The CDC has changed its guidance for HIV-infected men who want to father children.
For years, the health agency said it was too risky for men with HIV to have unprotected sex with HIV-negative women due to the high-risk of transmission.
But now, couples can try to conceive if the man has been taking HIV medications to suppress their viral loads and the woman takes a drug that protects against infection, according to The Washington Post.
Approval of a technique called sperm washing has been slow, despite this method being around for decades and endorsed by other medical organizations.
Sperm washing involves separating sperm from infected cells in seminal fluid, and using the sperm for artificial insemination or in vitro fertilization.
The agency sought substantial evidence that women were not becoming infected from washed sperm. The CDC’s Dr Denise Jamieson said that after reviewing nearly 4000 cases worldwide, it was clear that women were not becoming infected from the technique.
Dr William Short, of the University of Pennsylvania, told NBC New York that sperm washing can cost $10,000 or more, and the price has been more of a deterrent than the agency’s slowness to endorse it.

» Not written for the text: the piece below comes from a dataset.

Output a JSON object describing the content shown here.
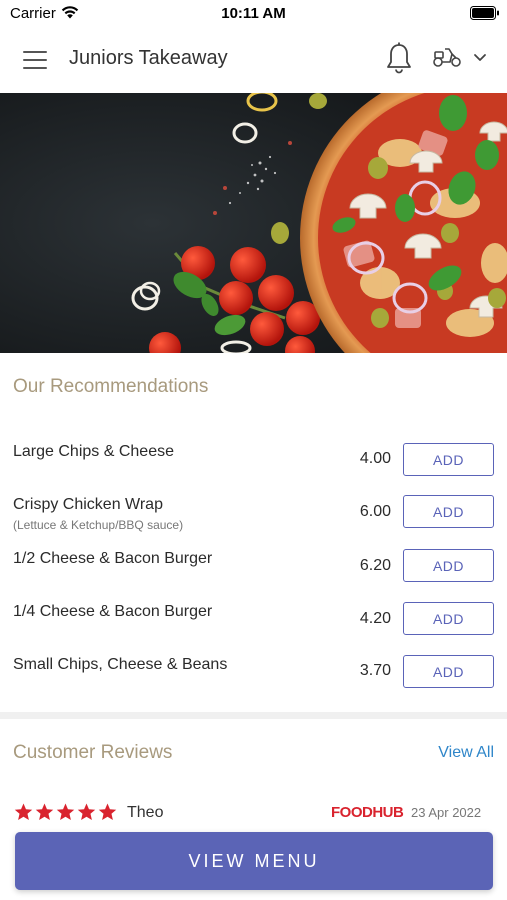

However, he noted that the updated guidance will likely help more couples feel comfortable about trying to have a baby.